> [Work to be completed]:
Write out the records below once more, exactly and completely.

> [Data for this exercise]:

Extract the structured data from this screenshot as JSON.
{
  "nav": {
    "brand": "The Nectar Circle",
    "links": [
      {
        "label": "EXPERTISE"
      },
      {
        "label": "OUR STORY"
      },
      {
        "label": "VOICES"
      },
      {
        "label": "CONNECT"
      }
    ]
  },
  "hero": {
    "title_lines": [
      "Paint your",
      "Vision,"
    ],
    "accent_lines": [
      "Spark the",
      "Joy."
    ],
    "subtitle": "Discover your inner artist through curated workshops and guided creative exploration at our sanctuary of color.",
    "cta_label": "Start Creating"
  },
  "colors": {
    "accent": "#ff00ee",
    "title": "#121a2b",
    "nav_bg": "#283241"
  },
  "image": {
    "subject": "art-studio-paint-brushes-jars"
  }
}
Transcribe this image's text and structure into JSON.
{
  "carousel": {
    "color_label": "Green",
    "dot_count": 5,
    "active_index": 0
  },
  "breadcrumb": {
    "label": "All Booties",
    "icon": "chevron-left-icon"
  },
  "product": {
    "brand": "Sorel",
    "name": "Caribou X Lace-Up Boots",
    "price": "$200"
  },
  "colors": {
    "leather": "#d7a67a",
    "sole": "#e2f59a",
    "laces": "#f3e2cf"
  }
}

> [The answer]:
Extract the structured data from this screenshot as JSON.
{
  "nav": {
    "brand": "The Nectar Circle",
    "links": [
      {
        "label": "EXPERTISE"
      },
      {
        "label": "OUR STORY"
      },
      {
        "label": "VOICES"
      },
      {
        "label": "CONNECT"
      }
    ]
  },
  "hero": {
    "title_lines": [
      "Paint your",
      "Vision,"
    ],
    "accent_lines": [
      "Spark the",
      "Joy."
    ],
    "subtitle": "Discover your inner artist through curated workshops and guided creative exploration at our sanctuary of color.",
    "cta_label": "Start Creating"
  },
  "colors": {
    "accent": "#ff00ee",
    "title": "#121a2b",
    "nav_bg": "#283241"
  },
  "image": {
    "subject": "art-studio-paint-brushes-jars"
  }
}
Transcribe this image's text and structure into JSON.
{
  "carousel": {
    "color_label": "Green",
    "dot_count": 5,
    "active_index": 0
  },
  "breadcrumb": {
    "label": "All Booties",
    "icon": "chevron-left-icon"
  },
  "product": {
    "brand": "Sorel",
    "name": "Caribou X Lace-Up Boots",
    "price": "$200"
  },
  "colors": {
    "leather": "#d7a67a",
    "sole": "#e2f59a",
    "laces": "#f3e2cf"
  }
}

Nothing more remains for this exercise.